The parade ground in Islamabad on March 23 showcases the defense capabilities of the land, naval and ground forces in which the President, Prime Minister, Chiefs of the three Armed Forces, various diplomatic guests including foreign heads of state and people observe the parade.
What is March 23 parade and why?
The purpose of this parade is to celebrate Pakistan Day, but the interesting thing is that March 23 has no historical connection with the forces.
Pakistan Day is celebrated on March 23 because on March 22-24, 1940 in Iqbal Park, Lahore, under the leadership of Quaid-e-Azam, it was decided to have a separate country for Muslims. Thus, March 23 is called Pakistan Day, but nowhere in the resolution passed on March 24 was the word Pakistan included.
The first military parade on Pakistan Day was held in Karachi on March 23, 1956 and since then the parade has been interrupted several times. After the parade in 2008, the parade could not be held for seven years due to security reasons and then in 2015 General (retd) Raheel Sharif decided to hold a military parade again.
How much does the parade cost?
The military parade is broadcast on TV across Pakistan, but to this day it is not known how much money the Pakistani people spend on the show.
Former Secretary Defense Lieutenant General (retd) Asif Yasin Malik told The Independent Urdu that he did not know the exact cost of the parade as it was known to a few people and changed every year.

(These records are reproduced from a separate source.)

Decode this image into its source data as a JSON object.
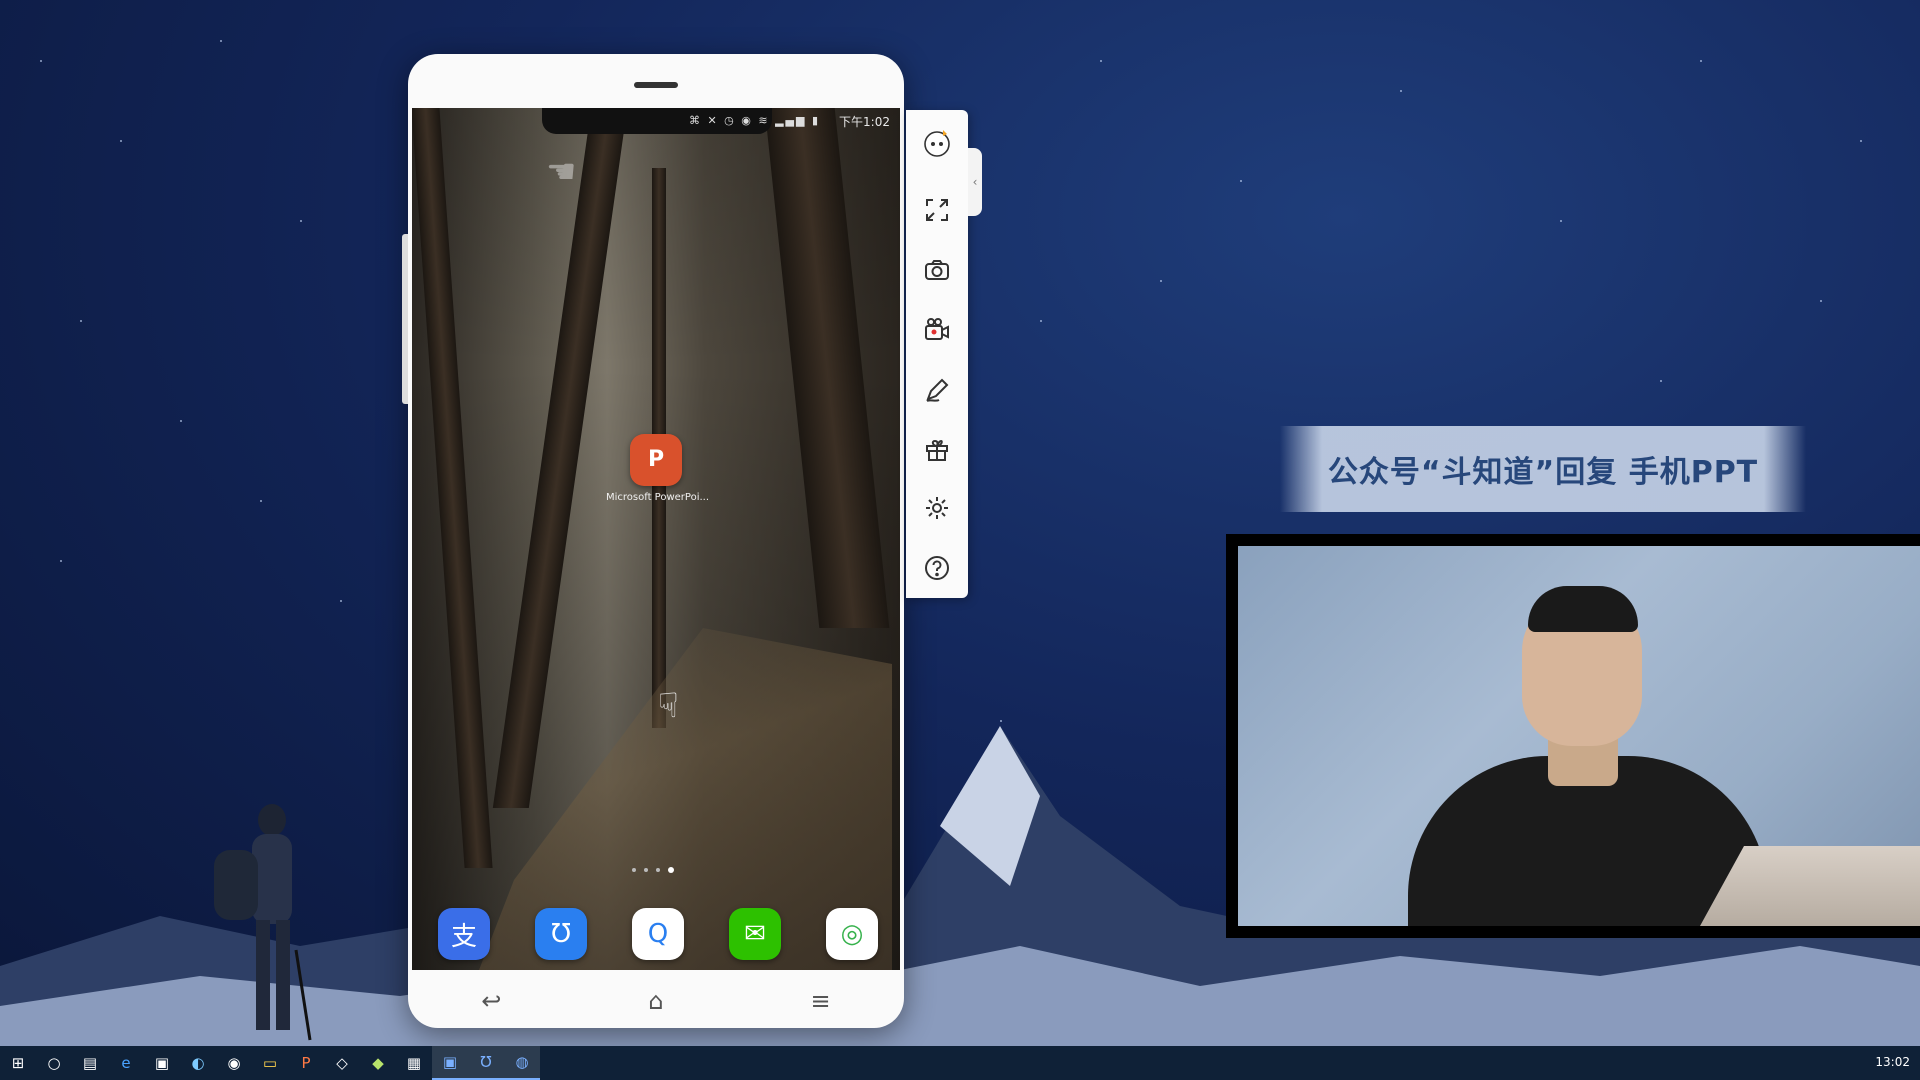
{
  "phone": {
    "status_time": "下午1:02",
    "status_icons": "⌘ ✕ ◷ ◉ ≋ ▂▄▆ ▮",
    "ppt_app": {
      "icon": "P",
      "label": "Microsoft PowerPoi..."
    },
    "dock": [
      {
        "name": "alipay",
        "glyph": "支",
        "color": "#3a6ee8"
      },
      {
        "name": "baidu-netdisk",
        "glyph": "Ʊ",
        "color": "#2a7ff0"
      },
      {
        "name": "qq-browser",
        "glyph": "Q",
        "color": "#ffffff"
      },
      {
        "name": "wechat",
        "glyph": "✉",
        "color": "#2dc100"
      },
      {
        "name": "360-browser",
        "glyph": "◎",
        "color": "#37b24d"
      }
    ],
    "android_nav": {
      "back": "◁",
      "home": "○",
      "recents": "□"
    },
    "frame_nav": {
      "back": "↩",
      "home": "⌂",
      "menu": "≡"
    }
  },
  "toolbar": {
    "collapse": "‹"
  },
  "banner": {
    "text": "公众号“斗知道”回复 手机PPT"
  },
  "taskbar": {
    "items": [
      "⊞",
      "○",
      "▤",
      "e",
      "▣",
      "◐",
      "◉",
      "▭",
      "P",
      "◇",
      "◆",
      "▦",
      "▣",
      "Ʊ",
      "◍"
    ],
    "clock": "13:02"
  }
}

He added that the cost of the parade was not as high as he thought it would be. He said that various organizations participating in the parade bear their own expenses as cultural floats are sent by the provincial governments.
General (retd) Asif Yasin Malik said: ‘I am sure that the cost of the parade is not in billions. If our defense budget is one trillion rupees and 20 to 30 crore rupees are taken out of it for this parade then it is like salt in flour.
“Some things you can’t value because it helps boost parade morale. If the parade had not been held after the tension with India in February, it would have lowered the morale of the nation.
The parade in 2018 featured 16 fighter jets, 26 helicopters, 19 missiles and about 60 tanks, artillery, radar and drones.
Impact of parade on economy
Strict security measures are in place for the parade, including restrictions on airspace, road closures and disconnection of mobile networks. These measures damage the city’s economy and government coffers.
There are no detailed figures on the impact of these measures, particularly on the March 23 parade, on the country’s economy.
In connection with the preparations for March 23, the government of Pakistan has also announced a partial closure of airspace from March 19 to March 23. There are no details on the impact of the shutdown on the aviation sector.
According to a report, Pakistan had incurred a loss of Rs 250 crore in two weeks due to the closure of airspace in view of recent Pak-India tensions.
According to a 2015 report by the Organization for Human Rights and Business on the damage to the economy caused by the closure of mobile service, the loss of mobile service across the country during Eid 2012 in Pakistan was Rs 507 million.
Mobile service not only affects the movement of people but also businesses that rely on mobile. Online taxis are at the forefront of these businesses. In addition, there are three major hospitals in Islamabad and several schools and universities within walking distance of the parade site, where patients and students are facing difficulties due to the closure of mobile service.
Mustansir Hussain, an online taxi driver, told The Independent Urdu that he lost between Rs. 1,000 and Rs.
Mustansir Hussain said: “When the mobile service was off, it was a pack time when everyone goes to the office, but because the service was off, I stayed at home.”